As the Upstate heats up, we head into the mountains to cool down. One of our favorite spots to take guests to is Wildcat Wayside State Park; with three waterfalls and a one-mile hike looping into a beautiful oak-hickory-rhododendron forest, this can be made into a day’s excursion or a first stop on a longer tour of the foothills.
When the automobile became popular in the 1920s a whole new kind of roadside culture was born, one of gas stations, motels and diners. In the late 1930s the National Park Service began experimenting with small wayside parks located along major highways, meant to serve as convenient stopping points for the motoring public and to provide picnic areas, hiking trails and fishing spots to travelers. One of six trial parks in South Carolina was the Greenville Wayside Park, built by workers hired under New Deal emergency relief programs. Although the CCC-constructed picnic shelter is long gone, the foundation and chimney stands testament to almost a hundred years of recreation along Wildcat Branch.

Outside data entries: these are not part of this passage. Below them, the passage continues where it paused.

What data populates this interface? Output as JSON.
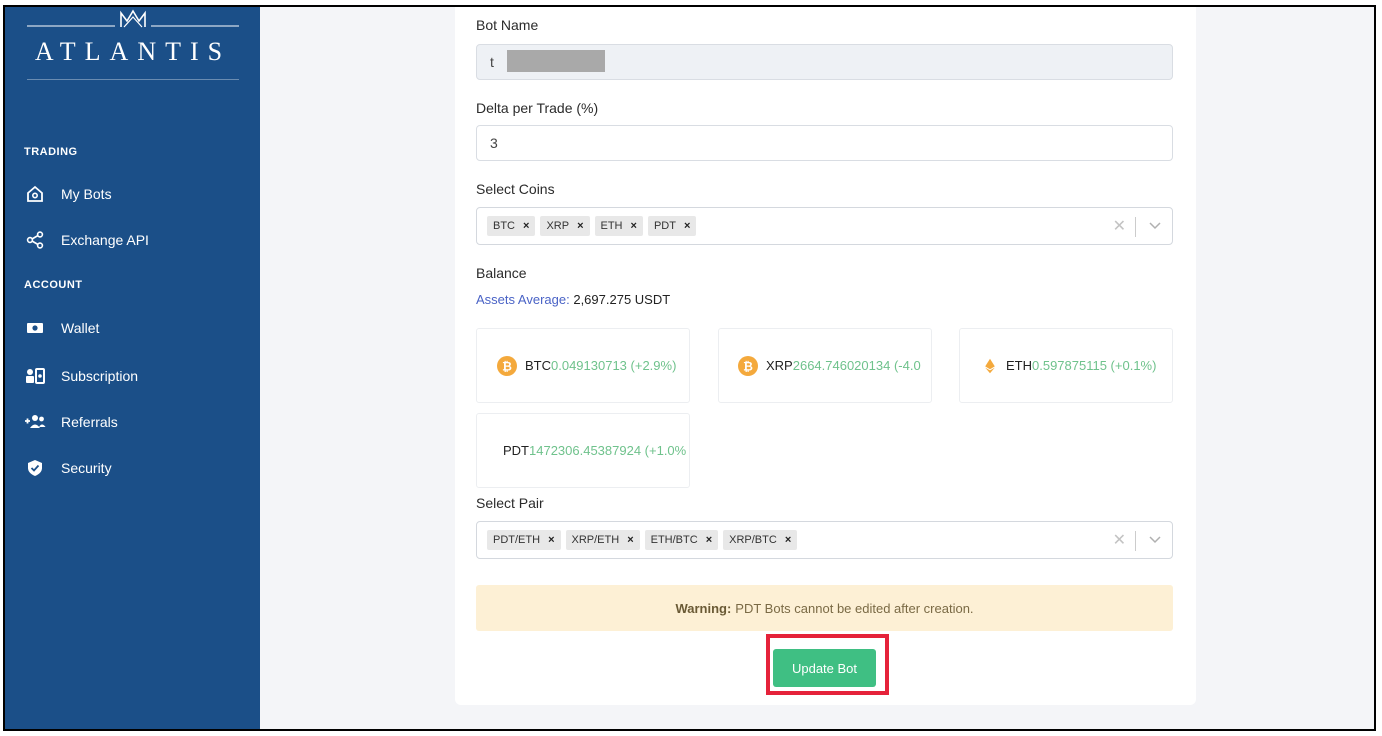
{
  "brand": {
    "name": "ATLANTIS"
  },
  "sidebar": {
    "sections": [
      {
        "label": "TRADING"
      },
      {
        "label": "ACCOUNT"
      }
    ],
    "items": [
      {
        "label": "My Bots",
        "icon": "home-icon"
      },
      {
        "label": "Exchange API",
        "icon": "share-icon"
      },
      {
        "label": "Wallet",
        "icon": "wallet-icon"
      },
      {
        "label": "Subscription",
        "icon": "subscription-icon"
      },
      {
        "label": "Referrals",
        "icon": "add-users-icon"
      },
      {
        "label": "Security",
        "icon": "shield-icon"
      }
    ]
  },
  "form": {
    "bot_name": {
      "label": "Bot Name",
      "value": "t"
    },
    "delta": {
      "label": "Delta per Trade (%)",
      "value": "3"
    },
    "coins": {
      "label": "Select Coins",
      "selected": [
        "BTC",
        "XRP",
        "ETH",
        "PDT"
      ],
      "remove_glyph": "×"
    },
    "balance": {
      "label": "Balance",
      "assets_average_label": "Assets Average:",
      "assets_average_value": "2,697.275 USDT",
      "coins": [
        {
          "symbol": "BTC",
          "value": "0.049130713 (+2.9%)",
          "icon": "bitcoin-icon",
          "icon_color": "#f4a93c"
        },
        {
          "symbol": "XRP",
          "value": "2664.746020134 (-4.0",
          "icon": "bitcoin-icon",
          "icon_color": "#f4a93c"
        },
        {
          "symbol": "ETH",
          "value": "0.597875115 (+0.1%)",
          "icon": "ethereum-icon",
          "icon_color": "#f4a93c"
        },
        {
          "symbol": "PDT",
          "value": "1472306.45387924 (+1.0%",
          "icon": "",
          "icon_color": ""
        }
      ]
    },
    "pairs": {
      "label": "Select Pair",
      "selected": [
        "PDT/ETH",
        "XRP/ETH",
        "ETH/BTC",
        "XRP/BTC"
      ],
      "remove_glyph": "×"
    },
    "warning": {
      "title": "Warning:",
      "text": "PDT Bots cannot be edited after creation."
    },
    "submit_label": "Update Bot"
  },
  "colors": {
    "sidebar": "#1b4f88",
    "accent_green": "#3fbf83",
    "highlight_red": "#e5223a",
    "gain_green": "#6fc28c"
  }
}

Today the area has been incorporated into a larger area known as the Mountain Bridge Wilderness Area, which includes Bald Rock Heritage Preserve as well as Jones Gap and Caesars Head State Parks. Wildcat Wayside is located at the foot of the Blue Ridge Escarpment, and contains a diversity of plant and animal communities adapted to life where the mountains join the Piedmont.

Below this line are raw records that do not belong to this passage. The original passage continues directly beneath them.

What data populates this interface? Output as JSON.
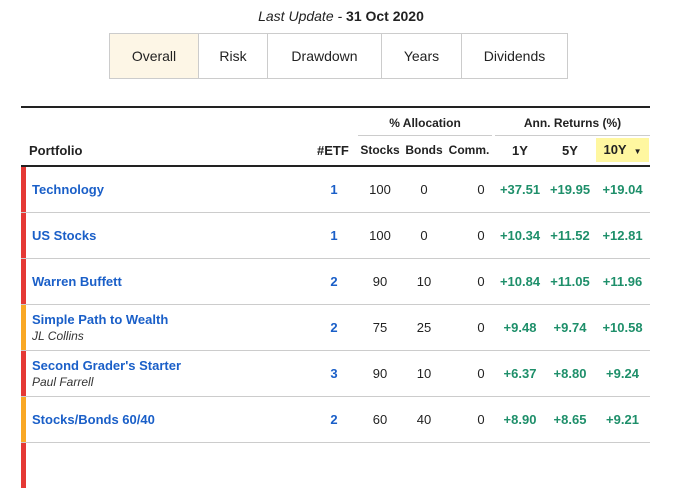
{
  "update": {
    "label": "Last Update - ",
    "date": "31 Oct 2020"
  },
  "tabs": [
    "Overall",
    "Risk",
    "Drawdown",
    "Years",
    "Dividends"
  ],
  "table": {
    "headers": {
      "portfolio": "Portfolio",
      "etf": "#ETF",
      "allocation_group": "% Allocation",
      "returns_group": "Ann. Returns (%)",
      "stocks": "Stocks",
      "bonds": "Bonds",
      "comm": "Comm.",
      "r1y": "1Y",
      "r5y": "5Y",
      "r10y": "10Y",
      "sort_indicator": "▼"
    },
    "rows": [
      {
        "name": "Technology",
        "author": "",
        "etf": "1",
        "stocks": "100",
        "bonds": "0",
        "comm": "0",
        "r1y": "+37.51",
        "r5y": "+19.95",
        "r10y": "+19.04",
        "bar_color": "#e53935"
      },
      {
        "name": "US Stocks",
        "author": "",
        "etf": "1",
        "stocks": "100",
        "bonds": "0",
        "comm": "0",
        "r1y": "+10.34",
        "r5y": "+11.52",
        "r10y": "+12.81",
        "bar_color": "#e53935"
      },
      {
        "name": "Warren Buffett",
        "author": "",
        "etf": "2",
        "stocks": "90",
        "bonds": "10",
        "comm": "0",
        "r1y": "+10.84",
        "r5y": "+11.05",
        "r10y": "+11.96",
        "bar_color": "#e53935"
      },
      {
        "name": "Simple Path to Wealth",
        "author": "JL Collins",
        "etf": "2",
        "stocks": "75",
        "bonds": "25",
        "comm": "0",
        "r1y": "+9.48",
        "r5y": "+9.74",
        "r10y": "+10.58",
        "bar_color": "#f9a825"
      },
      {
        "name": "Second Grader's Starter",
        "author": "Paul Farrell",
        "etf": "3",
        "stocks": "90",
        "bonds": "10",
        "comm": "0",
        "r1y": "+6.37",
        "r5y": "+8.80",
        "r10y": "+9.24",
        "bar_color": "#e53935"
      },
      {
        "name": "Stocks/Bonds 60/40",
        "author": "",
        "etf": "2",
        "stocks": "60",
        "bonds": "40",
        "comm": "0",
        "r1y": "+8.90",
        "r5y": "+8.65",
        "r10y": "+9.21",
        "bar_color": "#f9a825"
      },
      {
        "name": "",
        "author": "",
        "etf": "",
        "stocks": "",
        "bonds": "",
        "comm": "",
        "r1y": "",
        "r5y": "",
        "r10y": "",
        "bar_color": "#e53935"
      }
    ]
  },
  "colors": {
    "link": "#1a5fc8",
    "positive": "#1e8f6a",
    "sort_highlight": "#fff7a0",
    "active_tab": "#fdf6e6"
  }
}
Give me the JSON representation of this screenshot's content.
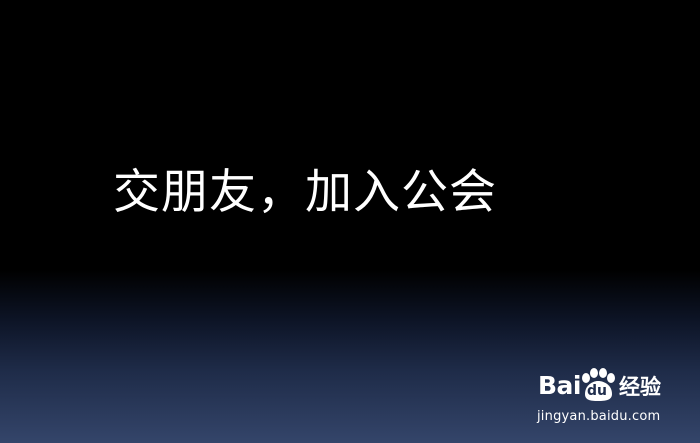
{
  "slide": {
    "headline": "交朋友，加入公会"
  },
  "watermark": {
    "brand_prefix": "Bai",
    "brand_paw_text": "du",
    "brand_suffix": "经验",
    "url": "jingyan.baidu.com",
    "logo_icon": "paw-print-icon"
  },
  "colors": {
    "background_top": "#000000",
    "background_bottom": "#34456a",
    "text": "#ffffff"
  }
}
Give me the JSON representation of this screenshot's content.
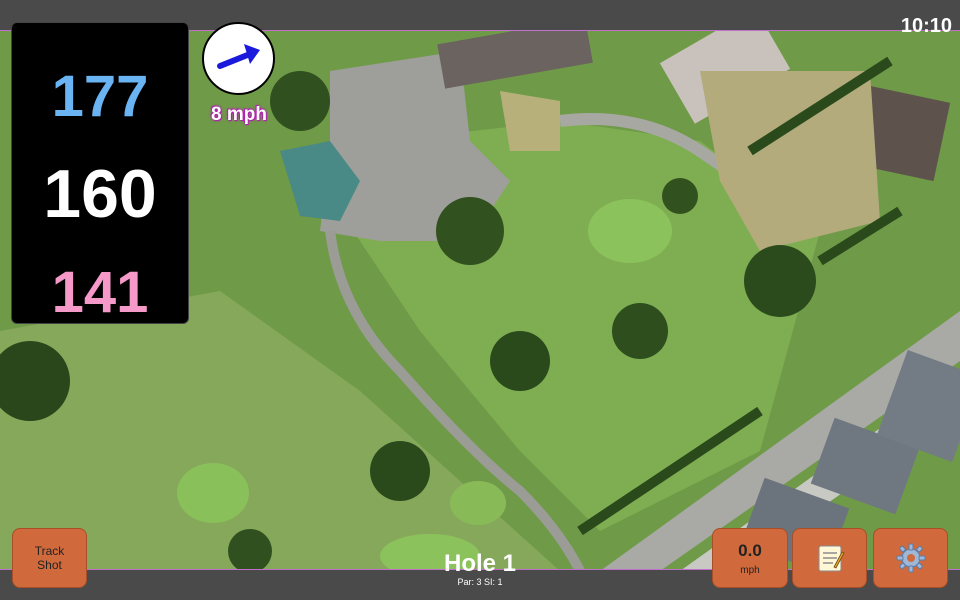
{
  "status": {
    "clock": "10:10"
  },
  "yardage": {
    "back": "177",
    "middle": "160",
    "front": "141"
  },
  "wind": {
    "speed_label": "8 mph",
    "icon": "wind-arrow-icon",
    "arrow_color": "#1a1adc"
  },
  "hole": {
    "title": "Hole 1",
    "subtitle": "Par: 3   SI: 1"
  },
  "buttons": {
    "track_shot": "Track\nShot",
    "speed_value": "0.0",
    "speed_unit": "mph",
    "notes_icon": "notepad-icon",
    "settings_icon": "gear-icon"
  },
  "colors": {
    "button_bg": "#d06a3c",
    "back_yardage": "#6ab4f4",
    "front_yardage": "#f59ac8",
    "wind_label_glow": "#b020b0"
  }
}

Parking for the trail is just off Geer Highway (scenic Highway 11), close to where 276 cuts north towards Caesars Head. During busier seasons you’ll easily spot it due to the multitude of cars in the pull-off, as well as the boiled peanut vendor that sets up shop there. Lower Wildcat Branch Falls are visible from the road, and the trail heads up alongside the west bank of the creek. Only a few dozen feet past the lower falls are what I call the middle falls, a 10-foot cascade with a nice wading pool at the base and photo opportunity at the top.
The trail crosses over the creek between the lower and middle falls, and then follows the creek north, past the old CCC-built chimney to a fork which marks the beginning of the loop. We often choose to hike this portion clockwise, and cross back over the creek by hopping across stones.
Tunneling through the rhododendron and mountain laurel you’ll soon come to base of the upper falls, featuring a 100-ft drop across a large rock face. This area has been the site of multiple fatal accidents over the years, and it is important to stay on the trail and utilize the designated viewing areas. Depending on rainfall, the falls range from a small trickle to a rushing chute, but the area around the waterfall is always slippery and caution should be exercised to avoid injury. To see how the falls look after a heavy rainfall you can visit Mark’s photo journal here.
Continuing on you’ll come to yet another waterfall (which is more of a slide really) which features a beautiful 30-foot long rush of water just off the trail. On a hot summer’s day we’ve usually worked up a sweat by this point, and are ready to complete the loop and retrace our steps back to the lower falls.
Although the Wildcat Branch Falls hike is perfect in the summer, as the grand finale includes wading in the cool waters below the falls, it really shines during the other seasons as well. While spring brings an abundance of wildflowers and blooming mountain laurel and rhododendron, fall brings a cacophony of color and that crisp mountain air. We’ve hiked in the winter also, the cove somewhat protected from biting wind but exhilarating in the cold air – it’s a year-round paradise only 35 minutes from Greenville!
So pack a picnic and bathing suits, or even just a water bottle and camera, and head to Wildcat Branch. Put the 1-mile trial on your Upstate summer bucket list, and plan a day-long excursion as to fit in a stop at Bald Rock and Caesars Head. Just don’t miss this beautiful attraction, and once you’ve been you’ll want to return again and again!